In accordance with our mission, Earth Conservancy reclaims land, waterways, and watersheds impacted by pre-regulatory mining activity in Luzerne County, Pennsylvania.
Local residents are familiar with the history of mining in the region. From the early 1800s to the 1970s, deep mining operations in search of anthracite coal were extensive. The activity, however, had long-term consequences, including remnant mine openings, subsidences, and acid mine drainage seeps. Furthermore, surface mining in the 1940s and 1950s, left gaping pits, dangerous highwalls, mountainous spoil piles, and additional mine water discharges. Abandoned processing structures also remain across the Wyoming Valley, posing safety and environmental threats. Specific hazards that should be addressed include
- vertical openings and portals
- refuse piles (a.k.a., culm)
- hazardous equipment facilities
- abandoned mine drainage (AMD) outfalls
- abandoned strip mines
- subsidence-prone areas
- abandoned mining ponds
According to Earth Conservancy’s Land Use Plan (LUP), approximately 3,000 of the 16,300 acres EC purchased from the bankruptcy estate of the Glen Alden/Blue Coal Company require reclamation. The majority of these lands are located in areas well-suited to the responsible reuse EC strives to incorporate into its work.
Reclamation requires significant financial support.

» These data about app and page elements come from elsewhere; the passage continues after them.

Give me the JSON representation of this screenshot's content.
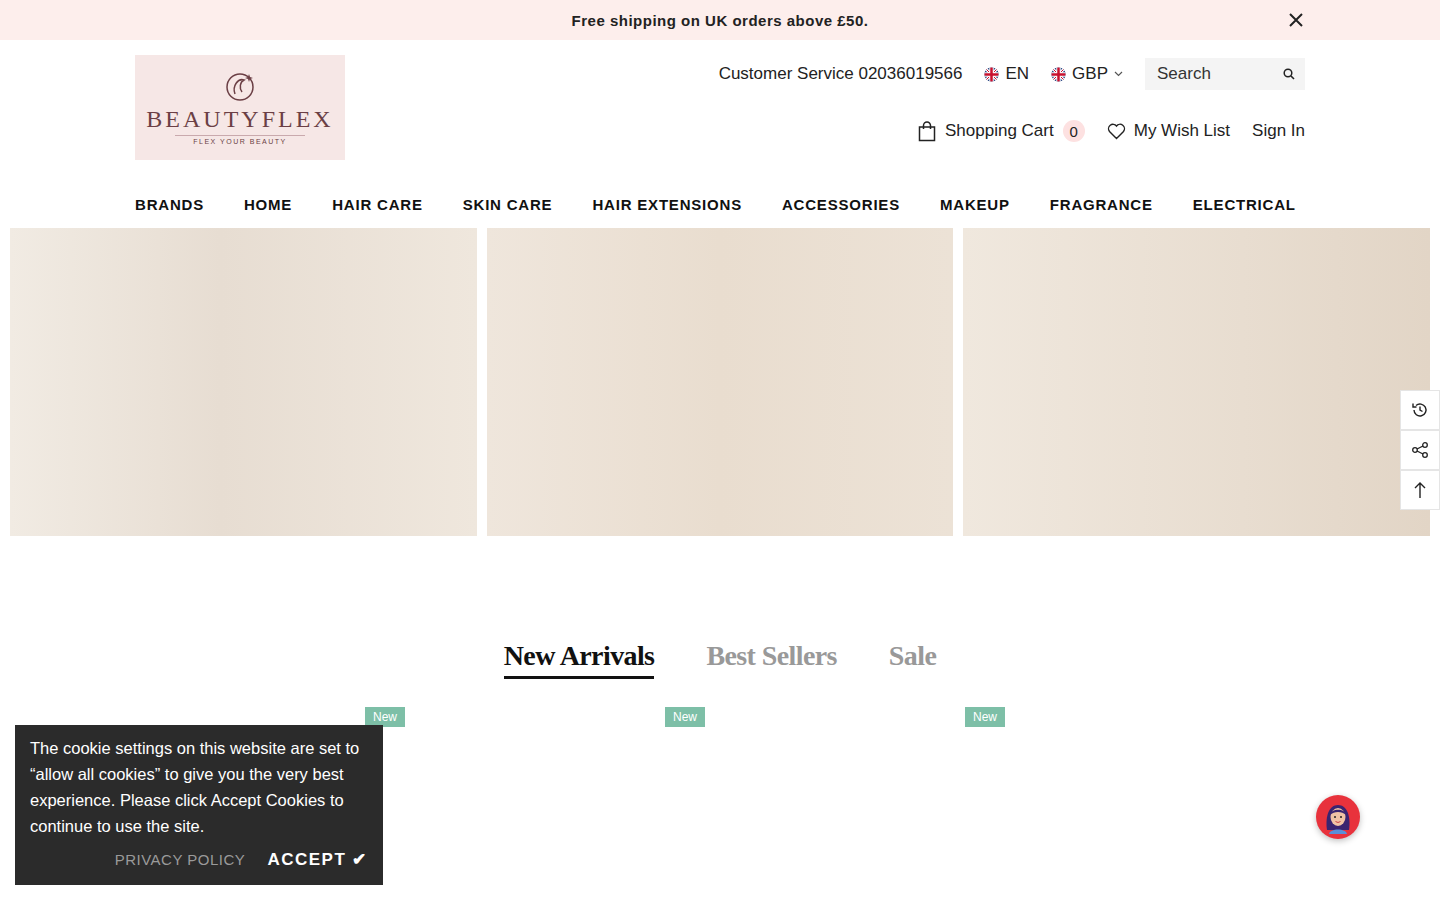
{
  "announcement": {
    "text": "Free shipping on UK orders above £50."
  },
  "logo": {
    "name": "BEAUTYFLEX",
    "tagline": "FLEX YOUR BEAUTY"
  },
  "header": {
    "customer_service": "Customer Service 02036019566",
    "language": "EN",
    "currency": "GBP",
    "cart": {
      "label": "Shopping Cart",
      "count": "0"
    },
    "wishlist": "My Wish List",
    "sign_in": "Sign In"
  },
  "search": {
    "placeholder": "Search"
  },
  "nav": [
    "BRANDS",
    "HOME",
    "HAIR CARE",
    "SKIN CARE",
    "HAIR EXTENSIONS",
    "ACCESSORIES",
    "MAKEUP",
    "FRAGRANCE",
    "ELECTRICAL"
  ],
  "tabs": [
    {
      "label": "New Arrivals",
      "selected": true
    },
    {
      "label": "Best Sellers",
      "selected": false
    },
    {
      "label": "Sale",
      "selected": false
    }
  ],
  "products": [
    {
      "badge": "New"
    },
    {
      "badge": "New"
    },
    {
      "badge": "New"
    }
  ],
  "cookie": {
    "message": "The cookie settings on this website are set to “allow all cookies” to give you the very best experience. Please click Accept Cookies to continue to use the site.",
    "privacy": "PRIVACY POLICY",
    "accept": "ACCEPT ✔"
  }
}
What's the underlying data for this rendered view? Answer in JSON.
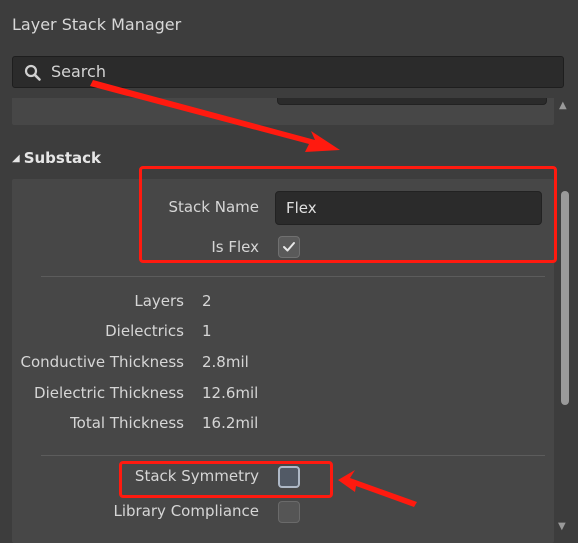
{
  "panel": {
    "title": "Layer Stack Manager"
  },
  "search": {
    "placeholder": "Search",
    "icon": "search-icon"
  },
  "substack": {
    "header": "Substack",
    "stack_name_label": "Stack Name",
    "stack_name_value": "Flex",
    "is_flex_label": "Is Flex",
    "is_flex_checked": true,
    "stats": [
      {
        "label": "Layers",
        "value": "2"
      },
      {
        "label": "Dielectrics",
        "value": "1"
      },
      {
        "label": "Conductive Thickness",
        "value": "2.8mil"
      },
      {
        "label": "Dielectric Thickness",
        "value": "12.6mil"
      },
      {
        "label": "Total Thickness",
        "value": "16.2mil"
      }
    ],
    "stack_symmetry_label": "Stack Symmetry",
    "stack_symmetry_checked": false,
    "library_compliance_label": "Library Compliance",
    "library_compliance_checked": false
  },
  "colors": {
    "annotation": "#ff1a0f",
    "panel_bg": "#3d3d3d",
    "box_bg": "#474747",
    "field_bg": "#2b2b2b"
  }
}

Earth Conservancy has partnered with and received funding from numerous federal, state, and local agencies to assist in its work, including the U.S. Environmental Protection Agency, the U.S. Army Corps of Engineers – Baltimore District, the U.S. Department of Agriculture, the Pennsylvania Department of Environmental Protection, the Pennsylvania Department of Community and Economic Development, Luzerne County, the Pennsylvania Environmental Council, the Eastern Pennsylvania Coalition for Abandoned Mine Reclamation, Trout Unlimited, and the Pennsylvania Association of Conservation Districts.